I photographed anthropology professor Carla Bellamy and her daughters Dessa and Margo for the New York Times Sunday Review recently. Alissa Quart wrote about the high cost of child care and the middle class moms who are struggling to afford it. Says Bellamy:
“It’s not a tragic story, but is tiring and tiresome. I have a career, I work really hard, and yet I get no break.”
I am so pleased to share that the New York Times Sunday Review published an excerpt of my Birth Culture project along with an op-ed I wrote.
You can see more photographs from the project here.
Here is one last group of photos from my New York Times piece about maternity care in Tuba City, AZ. I took these pictures in March of 2010, in and around the Tuba City Regional Health Care Corporation’s Women’s Clinic and OB ward.
After Monica Kahe gave birth to her fourth child at the Tuba City Regional Health Care Corporation, she kept him indoors, away from the sun, for three weeks.

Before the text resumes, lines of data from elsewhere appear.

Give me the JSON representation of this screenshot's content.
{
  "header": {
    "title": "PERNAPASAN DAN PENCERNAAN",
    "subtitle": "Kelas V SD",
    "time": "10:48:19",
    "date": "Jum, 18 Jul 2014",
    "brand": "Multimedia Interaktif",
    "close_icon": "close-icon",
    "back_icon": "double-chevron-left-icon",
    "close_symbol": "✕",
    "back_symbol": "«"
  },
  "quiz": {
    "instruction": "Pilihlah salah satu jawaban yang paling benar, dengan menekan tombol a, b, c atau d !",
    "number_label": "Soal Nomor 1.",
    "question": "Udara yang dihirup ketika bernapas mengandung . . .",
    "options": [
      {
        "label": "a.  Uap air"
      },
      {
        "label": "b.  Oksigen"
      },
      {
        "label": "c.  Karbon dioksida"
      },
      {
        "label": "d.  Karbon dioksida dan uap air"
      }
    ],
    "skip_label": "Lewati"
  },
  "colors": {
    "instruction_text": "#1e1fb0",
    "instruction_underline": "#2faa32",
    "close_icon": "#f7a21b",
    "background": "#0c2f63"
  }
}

Monica is a teacher on the Hopi reservation, and her husband Preston works at the hospital. On the morning of the last day, his relatives came over before the sun rose, bringing corn pudding, mutton stew, and blue corn meal to exchange as gifts.
They dabbed blue corn meal on Monica’s face, washed mother and baby’s hair, and waited for sunrise. When the night started to fade, the baby’s mother, aunt and grandmother brought him outside to meet the sun, and his grandmother read the long list of names that his paternal female relatives had given him. He would be called Uutsi’yma.
Afterward, the guests laughed and talked while eating mutton stew, corn pudding and cherry pie for breakfast. I was grateful that Monica had invited me to photograph the ceremony, and happy to have met her warm family.
These photographs were first published in the New York Times.
I recently traveled to Tuba City, AZ on assignment for the New York Times. I went to photograph a story that I had found: a hospital in a small, dusty reservation town had remarkably low Cesarean rates, provided midwives at all deliveries, and allowed women with previous C-sections to deliver vaginally (VBAC). Here are the resulting article and the audio slide show.
This is a small story within the larger story.
Elsie Elthie is a lactation consultant at the Tuba City Regional Health Care Corporation. She visits nursing mothers in the hospital and at home to teach them how to successfully breastfeed their babies. Though it may sound straightforward, nursing can be complicated and painful, and informed advice can mean the difference between breast milk and formula.